# Aim of the exercise
A precise repetition of every line below is the required answer.

Data about app and page elements

==========

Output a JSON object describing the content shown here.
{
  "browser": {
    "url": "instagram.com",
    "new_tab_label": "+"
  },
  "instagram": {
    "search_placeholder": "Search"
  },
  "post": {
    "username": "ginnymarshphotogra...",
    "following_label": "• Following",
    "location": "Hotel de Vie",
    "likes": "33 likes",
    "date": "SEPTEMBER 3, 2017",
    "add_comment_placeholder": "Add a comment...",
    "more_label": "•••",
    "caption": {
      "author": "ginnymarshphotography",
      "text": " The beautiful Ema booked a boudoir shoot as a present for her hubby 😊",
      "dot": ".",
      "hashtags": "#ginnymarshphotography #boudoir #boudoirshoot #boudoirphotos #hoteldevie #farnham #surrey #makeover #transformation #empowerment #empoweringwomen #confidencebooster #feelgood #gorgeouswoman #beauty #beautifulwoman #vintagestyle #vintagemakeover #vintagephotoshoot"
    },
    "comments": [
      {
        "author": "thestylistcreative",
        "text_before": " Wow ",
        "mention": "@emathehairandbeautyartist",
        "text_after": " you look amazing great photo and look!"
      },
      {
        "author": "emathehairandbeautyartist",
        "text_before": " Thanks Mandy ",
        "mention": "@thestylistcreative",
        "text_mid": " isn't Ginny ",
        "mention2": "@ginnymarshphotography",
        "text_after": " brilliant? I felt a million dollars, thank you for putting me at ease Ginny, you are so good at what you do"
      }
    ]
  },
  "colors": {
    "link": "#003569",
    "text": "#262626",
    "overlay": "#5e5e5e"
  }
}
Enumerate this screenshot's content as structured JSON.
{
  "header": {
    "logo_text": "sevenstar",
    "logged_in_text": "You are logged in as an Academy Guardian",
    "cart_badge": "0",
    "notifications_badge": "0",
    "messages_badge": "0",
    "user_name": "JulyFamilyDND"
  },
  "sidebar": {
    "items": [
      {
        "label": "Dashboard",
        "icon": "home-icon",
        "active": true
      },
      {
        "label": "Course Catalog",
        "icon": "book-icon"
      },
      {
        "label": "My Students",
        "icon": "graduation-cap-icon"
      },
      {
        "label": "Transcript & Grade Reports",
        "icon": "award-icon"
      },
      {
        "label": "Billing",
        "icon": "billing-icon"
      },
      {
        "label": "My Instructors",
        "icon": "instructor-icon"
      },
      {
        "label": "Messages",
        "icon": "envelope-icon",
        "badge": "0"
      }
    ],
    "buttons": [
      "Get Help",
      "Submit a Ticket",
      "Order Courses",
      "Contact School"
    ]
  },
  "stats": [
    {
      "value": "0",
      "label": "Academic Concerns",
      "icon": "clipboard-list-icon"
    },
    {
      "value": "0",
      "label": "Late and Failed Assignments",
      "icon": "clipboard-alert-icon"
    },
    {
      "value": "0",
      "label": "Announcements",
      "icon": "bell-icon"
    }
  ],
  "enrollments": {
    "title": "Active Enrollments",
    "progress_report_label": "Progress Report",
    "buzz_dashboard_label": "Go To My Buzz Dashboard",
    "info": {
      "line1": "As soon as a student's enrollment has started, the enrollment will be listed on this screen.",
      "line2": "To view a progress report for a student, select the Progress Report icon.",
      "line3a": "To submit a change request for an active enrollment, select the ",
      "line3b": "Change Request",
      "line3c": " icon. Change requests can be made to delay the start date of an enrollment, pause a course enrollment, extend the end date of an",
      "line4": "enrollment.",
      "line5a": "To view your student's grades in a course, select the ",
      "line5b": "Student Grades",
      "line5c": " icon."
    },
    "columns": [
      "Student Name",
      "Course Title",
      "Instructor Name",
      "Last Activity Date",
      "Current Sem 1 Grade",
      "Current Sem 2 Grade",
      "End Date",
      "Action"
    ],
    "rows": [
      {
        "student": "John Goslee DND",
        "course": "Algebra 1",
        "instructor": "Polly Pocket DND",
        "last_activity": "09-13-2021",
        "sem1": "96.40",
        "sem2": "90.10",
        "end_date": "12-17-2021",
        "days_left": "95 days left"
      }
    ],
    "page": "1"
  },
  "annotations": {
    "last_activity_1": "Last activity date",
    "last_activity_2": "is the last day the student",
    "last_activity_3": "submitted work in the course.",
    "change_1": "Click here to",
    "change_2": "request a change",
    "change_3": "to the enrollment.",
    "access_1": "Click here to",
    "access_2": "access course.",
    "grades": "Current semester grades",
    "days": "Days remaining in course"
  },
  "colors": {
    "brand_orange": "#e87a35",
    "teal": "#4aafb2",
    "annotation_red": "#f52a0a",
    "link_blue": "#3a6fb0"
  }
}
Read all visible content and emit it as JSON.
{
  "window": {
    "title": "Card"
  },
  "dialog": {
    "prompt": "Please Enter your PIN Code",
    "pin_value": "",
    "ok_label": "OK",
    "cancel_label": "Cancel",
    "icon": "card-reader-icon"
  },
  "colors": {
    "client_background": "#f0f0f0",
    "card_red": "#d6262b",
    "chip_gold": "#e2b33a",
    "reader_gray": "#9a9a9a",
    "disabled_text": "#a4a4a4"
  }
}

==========

# Expected output
Output a JSON object describing the content shown here.
{
  "browser": {
    "url": "instagram.com",
    "new_tab_label": "+"
  },
  "instagram": {
    "search_placeholder": "Search"
  },
  "post": {
    "username": "ginnymarshphotogra...",
    "following_label": "• Following",
    "location": "Hotel de Vie",
    "likes": "33 likes",
    "date": "SEPTEMBER 3, 2017",
    "add_comment_placeholder": "Add a comment...",
    "more_label": "•••",
    "caption": {
      "author": "ginnymarshphotography",
      "text": " The beautiful Ema booked a boudoir shoot as a present for her hubby 😊",
      "dot": ".",
      "hashtags": "#ginnymarshphotography #boudoir #boudoirshoot #boudoirphotos #hoteldevie #farnham #surrey #makeover #transformation #empowerment #empoweringwomen #confidencebooster #feelgood #gorgeouswoman #beauty #beautifulwoman #vintagestyle #vintagemakeover #vintagephotoshoot"
    },
    "comments": [
      {
        "author": "thestylistcreative",
        "text_before": " Wow ",
        "mention": "@emathehairandbeautyartist",
        "text_after": " you look amazing great photo and look!"
      },
      {
        "author": "emathehairandbeautyartist",
        "text_before": " Thanks Mandy ",
        "mention": "@thestylistcreative",
        "text_mid": " isn't Ginny ",
        "mention2": "@ginnymarshphotography",
        "text_after": " brilliant? I felt a million dollars, thank you for putting me at ease Ginny, you are so good at what you do"
      }
    ]
  },
  "colors": {
    "link": "#003569",
    "text": "#262626",
    "overlay": "#5e5e5e"
  }
}
Enumerate this screenshot's content as structured JSON.
{
  "header": {
    "logo_text": "sevenstar",
    "logged_in_text": "You are logged in as an Academy Guardian",
    "cart_badge": "0",
    "notifications_badge": "0",
    "messages_badge": "0",
    "user_name": "JulyFamilyDND"
  },
  "sidebar": {
    "items": [
      {
        "label": "Dashboard",
        "icon": "home-icon",
        "active": true
      },
      {
        "label": "Course Catalog",
        "icon": "book-icon"
      },
      {
        "label": "My Students",
        "icon": "graduation-cap-icon"
      },
      {
        "label": "Transcript & Grade Reports",
        "icon": "award-icon"
      },
      {
        "label": "Billing",
        "icon": "billing-icon"
      },
      {
        "label": "My Instructors",
        "icon": "instructor-icon"
      },
      {
        "label": "Messages",
        "icon": "envelope-icon",
        "badge": "0"
      }
    ],
    "buttons": [
      "Get Help",
      "Submit a Ticket",
      "Order Courses",
      "Contact School"
    ]
  },
  "stats": [
    {
      "value": "0",
      "label": "Academic Concerns",
      "icon": "clipboard-list-icon"
    },
    {
      "value": "0",
      "label": "Late and Failed Assignments",
      "icon": "clipboard-alert-icon"
    },
    {
      "value": "0",
      "label": "Announcements",
      "icon": "bell-icon"
    }
  ],
  "enrollments": {
    "title": "Active Enrollments",
    "progress_report_label": "Progress Report",
    "buzz_dashboard_label": "Go To My Buzz Dashboard",
    "info": {
      "line1": "As soon as a student's enrollment has started, the enrollment will be listed on this screen.",
      "line2": "To view a progress report for a student, select the Progress Report icon.",
      "line3a": "To submit a change request for an active enrollment, select the ",
      "line3b": "Change Request",
      "line3c": " icon. Change requests can be made to delay the start date of an enrollment, pause a course enrollment, extend the end date of an",
      "line4": "enrollment.",
      "line5a": "To view your student's grades in a course, select the ",
      "line5b": "Student Grades",
      "line5c": " icon."
    },
    "columns": [
      "Student Name",
      "Course Title",
      "Instructor Name",
      "Last Activity Date",
      "Current Sem 1 Grade",
      "Current Sem 2 Grade",
      "End Date",
      "Action"
    ],
    "rows": [
      {
        "student": "John Goslee DND",
        "course": "Algebra 1",
        "instructor": "Polly Pocket DND",
        "last_activity": "09-13-2021",
        "sem1": "96.40",
        "sem2": "90.10",
        "end_date": "12-17-2021",
        "days_left": "95 days left"
      }
    ],
    "page": "1"
  },
  "annotations": {
    "last_activity_1": "Last activity date",
    "last_activity_2": "is the last day the student",
    "last_activity_3": "submitted work in the course.",
    "change_1": "Click here to",
    "change_2": "request a change",
    "change_3": "to the enrollment.",
    "access_1": "Click here to",
    "access_2": "access course.",
    "grades": "Current semester grades",
    "days": "Days remaining in course"
  },
  "colors": {
    "brand_orange": "#e87a35",
    "teal": "#4aafb2",
    "annotation_red": "#f52a0a",
    "link_blue": "#3a6fb0"
  }
}
Read all visible content and emit it as JSON.
{
  "window": {
    "title": "Card"
  },
  "dialog": {
    "prompt": "Please Enter your PIN Code",
    "pin_value": "",
    "ok_label": "OK",
    "cancel_label": "Cancel",
    "icon": "card-reader-icon"
  },
  "colors": {
    "client_background": "#f0f0f0",
    "card_red": "#d6262b",
    "chip_gold": "#e2b33a",
    "reader_gray": "#9a9a9a",
    "disabled_text": "#a4a4a4"
  }
}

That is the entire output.